DATA FOR PROCESSING START

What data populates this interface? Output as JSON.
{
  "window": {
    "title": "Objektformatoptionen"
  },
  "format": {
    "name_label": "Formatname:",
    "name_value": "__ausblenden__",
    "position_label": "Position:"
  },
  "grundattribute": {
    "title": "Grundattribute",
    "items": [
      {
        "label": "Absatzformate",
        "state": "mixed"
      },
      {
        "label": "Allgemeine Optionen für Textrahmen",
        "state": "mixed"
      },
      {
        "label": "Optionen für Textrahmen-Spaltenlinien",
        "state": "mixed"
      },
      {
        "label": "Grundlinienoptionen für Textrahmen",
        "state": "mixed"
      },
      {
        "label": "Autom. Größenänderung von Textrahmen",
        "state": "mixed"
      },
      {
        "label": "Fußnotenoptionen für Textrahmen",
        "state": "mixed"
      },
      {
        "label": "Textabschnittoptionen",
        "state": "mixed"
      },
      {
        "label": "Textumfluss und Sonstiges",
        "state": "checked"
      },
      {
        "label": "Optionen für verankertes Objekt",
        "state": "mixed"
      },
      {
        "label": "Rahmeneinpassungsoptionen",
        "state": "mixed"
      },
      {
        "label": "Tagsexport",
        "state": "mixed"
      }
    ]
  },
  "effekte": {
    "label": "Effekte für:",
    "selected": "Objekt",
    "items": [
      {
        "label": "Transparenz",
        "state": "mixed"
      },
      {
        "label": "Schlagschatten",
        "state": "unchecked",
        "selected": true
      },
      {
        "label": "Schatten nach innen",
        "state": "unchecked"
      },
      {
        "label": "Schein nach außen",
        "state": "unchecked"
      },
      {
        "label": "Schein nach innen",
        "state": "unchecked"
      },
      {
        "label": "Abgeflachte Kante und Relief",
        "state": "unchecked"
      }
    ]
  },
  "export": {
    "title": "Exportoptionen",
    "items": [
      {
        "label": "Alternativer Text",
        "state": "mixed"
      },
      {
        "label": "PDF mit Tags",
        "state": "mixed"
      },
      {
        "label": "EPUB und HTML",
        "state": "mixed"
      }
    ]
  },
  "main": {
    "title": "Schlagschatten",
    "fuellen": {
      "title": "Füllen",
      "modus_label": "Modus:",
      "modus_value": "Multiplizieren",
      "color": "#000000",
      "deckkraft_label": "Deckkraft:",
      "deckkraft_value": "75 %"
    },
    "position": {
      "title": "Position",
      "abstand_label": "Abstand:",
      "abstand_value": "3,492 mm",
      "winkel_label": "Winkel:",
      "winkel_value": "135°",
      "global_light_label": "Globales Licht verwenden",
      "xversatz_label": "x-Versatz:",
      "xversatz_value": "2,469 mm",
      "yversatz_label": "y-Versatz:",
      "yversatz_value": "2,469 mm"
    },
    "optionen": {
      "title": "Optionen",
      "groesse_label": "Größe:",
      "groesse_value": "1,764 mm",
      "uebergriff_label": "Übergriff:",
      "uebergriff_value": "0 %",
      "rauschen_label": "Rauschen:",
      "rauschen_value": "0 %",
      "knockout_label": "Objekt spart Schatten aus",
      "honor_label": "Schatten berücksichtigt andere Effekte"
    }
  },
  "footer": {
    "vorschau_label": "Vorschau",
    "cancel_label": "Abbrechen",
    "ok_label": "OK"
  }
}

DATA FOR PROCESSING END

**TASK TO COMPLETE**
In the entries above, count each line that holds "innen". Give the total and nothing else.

**WRITTEN RESPONSE**
2